## What the task requires
The reply should hold every record, copied exactly, and none of the pictures.

## Entries provided
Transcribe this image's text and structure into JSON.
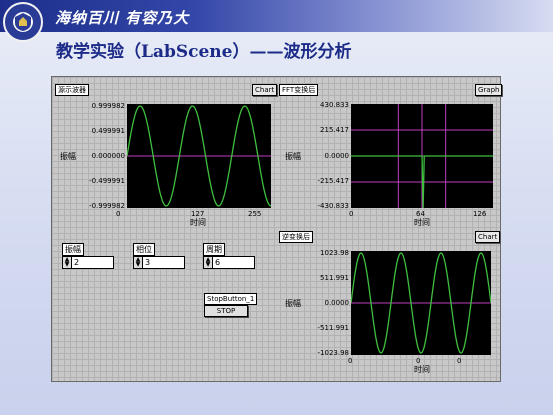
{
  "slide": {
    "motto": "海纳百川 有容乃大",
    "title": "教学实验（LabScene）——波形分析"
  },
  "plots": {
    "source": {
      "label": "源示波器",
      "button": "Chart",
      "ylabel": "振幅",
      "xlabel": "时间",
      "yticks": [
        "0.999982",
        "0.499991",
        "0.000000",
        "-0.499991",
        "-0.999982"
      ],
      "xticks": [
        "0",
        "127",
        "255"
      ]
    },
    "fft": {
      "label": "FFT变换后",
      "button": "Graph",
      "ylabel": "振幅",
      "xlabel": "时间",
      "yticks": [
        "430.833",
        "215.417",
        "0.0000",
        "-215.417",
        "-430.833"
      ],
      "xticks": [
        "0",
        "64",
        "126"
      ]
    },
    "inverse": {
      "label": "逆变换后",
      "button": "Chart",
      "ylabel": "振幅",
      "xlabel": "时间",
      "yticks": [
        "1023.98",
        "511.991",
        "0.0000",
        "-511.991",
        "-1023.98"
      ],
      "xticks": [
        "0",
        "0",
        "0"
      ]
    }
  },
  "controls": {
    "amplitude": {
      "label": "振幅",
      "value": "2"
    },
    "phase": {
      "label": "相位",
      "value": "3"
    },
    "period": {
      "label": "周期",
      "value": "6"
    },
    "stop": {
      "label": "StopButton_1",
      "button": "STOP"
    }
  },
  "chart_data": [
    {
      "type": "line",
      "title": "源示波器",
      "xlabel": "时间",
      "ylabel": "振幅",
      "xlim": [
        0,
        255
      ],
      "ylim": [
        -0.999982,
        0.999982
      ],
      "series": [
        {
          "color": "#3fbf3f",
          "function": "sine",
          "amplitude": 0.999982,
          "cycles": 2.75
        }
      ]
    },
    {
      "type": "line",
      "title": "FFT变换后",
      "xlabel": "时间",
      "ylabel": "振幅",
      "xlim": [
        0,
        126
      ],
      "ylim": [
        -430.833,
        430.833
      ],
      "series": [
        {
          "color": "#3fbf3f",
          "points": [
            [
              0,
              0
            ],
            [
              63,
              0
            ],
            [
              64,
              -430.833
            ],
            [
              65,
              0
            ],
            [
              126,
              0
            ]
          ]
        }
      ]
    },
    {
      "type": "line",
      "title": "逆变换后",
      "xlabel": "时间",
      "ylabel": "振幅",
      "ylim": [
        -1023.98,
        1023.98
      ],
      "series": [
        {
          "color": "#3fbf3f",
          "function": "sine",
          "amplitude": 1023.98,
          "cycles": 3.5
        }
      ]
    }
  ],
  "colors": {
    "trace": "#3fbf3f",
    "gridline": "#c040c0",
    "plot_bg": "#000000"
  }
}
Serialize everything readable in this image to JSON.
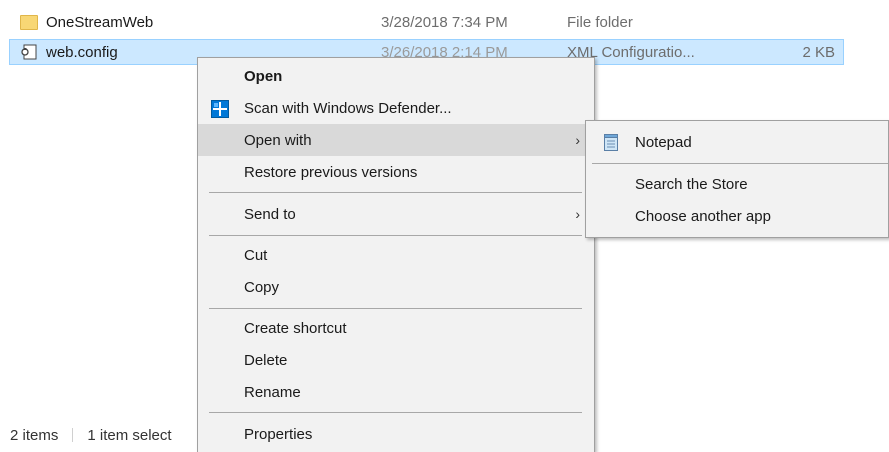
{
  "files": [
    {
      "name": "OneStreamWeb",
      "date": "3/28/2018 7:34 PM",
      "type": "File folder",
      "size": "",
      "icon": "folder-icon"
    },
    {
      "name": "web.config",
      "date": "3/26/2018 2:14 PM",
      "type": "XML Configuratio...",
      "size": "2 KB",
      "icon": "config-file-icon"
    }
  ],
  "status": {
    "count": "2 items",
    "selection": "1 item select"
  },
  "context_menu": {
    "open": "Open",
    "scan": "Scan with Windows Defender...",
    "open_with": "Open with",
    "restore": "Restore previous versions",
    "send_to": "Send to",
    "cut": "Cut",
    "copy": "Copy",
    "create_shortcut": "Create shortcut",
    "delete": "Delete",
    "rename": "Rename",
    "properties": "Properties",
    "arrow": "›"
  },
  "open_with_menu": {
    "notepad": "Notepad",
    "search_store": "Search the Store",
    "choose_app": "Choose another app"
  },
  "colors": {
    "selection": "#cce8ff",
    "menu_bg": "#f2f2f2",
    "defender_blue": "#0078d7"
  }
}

## Response
Transcribe this image's text and structure into JSON.
{
  "slide": {
    "motto": "海纳百川 有容乃大",
    "title": "教学实验（LabScene）——波形分析"
  },
  "plots": {
    "source": {
      "label": "源示波器",
      "button": "Chart",
      "ylabel": "振幅",
      "xlabel": "时间",
      "yticks": [
        "0.999982",
        "0.499991",
        "0.000000",
        "-0.499991",
        "-0.999982"
      ],
      "xticks": [
        "0",
        "127",
        "255"
      ]
    },
    "fft": {
      "label": "FFT变换后",
      "button": "Graph",
      "ylabel": "振幅",
      "xlabel": "时间",
      "yticks": [
        "430.833",
        "215.417",
        "0.0000",
        "-215.417",
        "-430.833"
      ],
      "xticks": [
        "0",
        "64",
        "126"
      ]
    },
    "inverse": {
      "label": "逆变换后",
      "button": "Chart",
      "ylabel": "振幅",
      "xlabel": "时间",
      "yticks": [
        "1023.98",
        "511.991",
        "0.0000",
        "-511.991",
        "-1023.98"
      ],
      "xticks": [
        "0",
        "0",
        "0"
      ]
    }
  },
  "controls": {
    "amplitude": {
      "label": "振幅",
      "value": "2"
    },
    "phase": {
      "label": "相位",
      "value": "3"
    },
    "period": {
      "label": "周期",
      "value": "6"
    },
    "stop": {
      "label": "StopButton_1",
      "button": "STOP"
    }
  },
  "chart_data": [
    {
      "type": "line",
      "title": "源示波器",
      "xlabel": "时间",
      "ylabel": "振幅",
      "xlim": [
        0,
        255
      ],
      "ylim": [
        -0.999982,
        0.999982
      ],
      "series": [
        {
          "color": "#3fbf3f",
          "function": "sine",
          "amplitude": 0.999982,
          "cycles": 2.75
        }
      ]
    },
    {
      "type": "line",
      "title": "FFT变换后",
      "xlabel": "时间",
      "ylabel": "振幅",
      "xlim": [
        0,
        126
      ],
      "ylim": [
        -430.833,
        430.833
      ],
      "series": [
        {
          "color": "#3fbf3f",
          "points": [
            [
              0,
              0
            ],
            [
              63,
              0
            ],
            [
              64,
              -430.833
            ],
            [
              65,
              0
            ],
            [
              126,
              0
            ]
          ]
        }
      ]
    },
    {
      "type": "line",
      "title": "逆变换后",
      "xlabel": "时间",
      "ylabel": "振幅",
      "ylim": [
        -1023.98,
        1023.98
      ],
      "series": [
        {
          "color": "#3fbf3f",
          "function": "sine",
          "amplitude": 1023.98,
          "cycles": 3.5
        }
      ]
    }
  ],
  "colors": {
    "trace": "#3fbf3f",
    "gridline": "#c040c0",
    "plot_bg": "#000000"
  }
}
Serialize everything readable in this image to JSON.
{
  "files": [
    {
      "name": "OneStreamWeb",
      "date": "3/28/2018 7:34 PM",
      "type": "File folder",
      "size": "",
      "icon": "folder-icon"
    },
    {
      "name": "web.config",
      "date": "3/26/2018 2:14 PM",
      "type": "XML Configuratio...",
      "size": "2 KB",
      "icon": "config-file-icon"
    }
  ],
  "status": {
    "count": "2 items",
    "selection": "1 item select"
  },
  "context_menu": {
    "open": "Open",
    "scan": "Scan with Windows Defender...",
    "open_with": "Open with",
    "restore": "Restore previous versions",
    "send_to": "Send to",
    "cut": "Cut",
    "copy": "Copy",
    "create_shortcut": "Create shortcut",
    "delete": "Delete",
    "rename": "Rename",
    "properties": "Properties",
    "arrow": "›"
  },
  "open_with_menu": {
    "notepad": "Notepad",
    "search_store": "Search the Store",
    "choose_app": "Choose another app"
  },
  "colors": {
    "selection": "#cce8ff",
    "menu_bg": "#f2f2f2",
    "defender_blue": "#0078d7"
  }
}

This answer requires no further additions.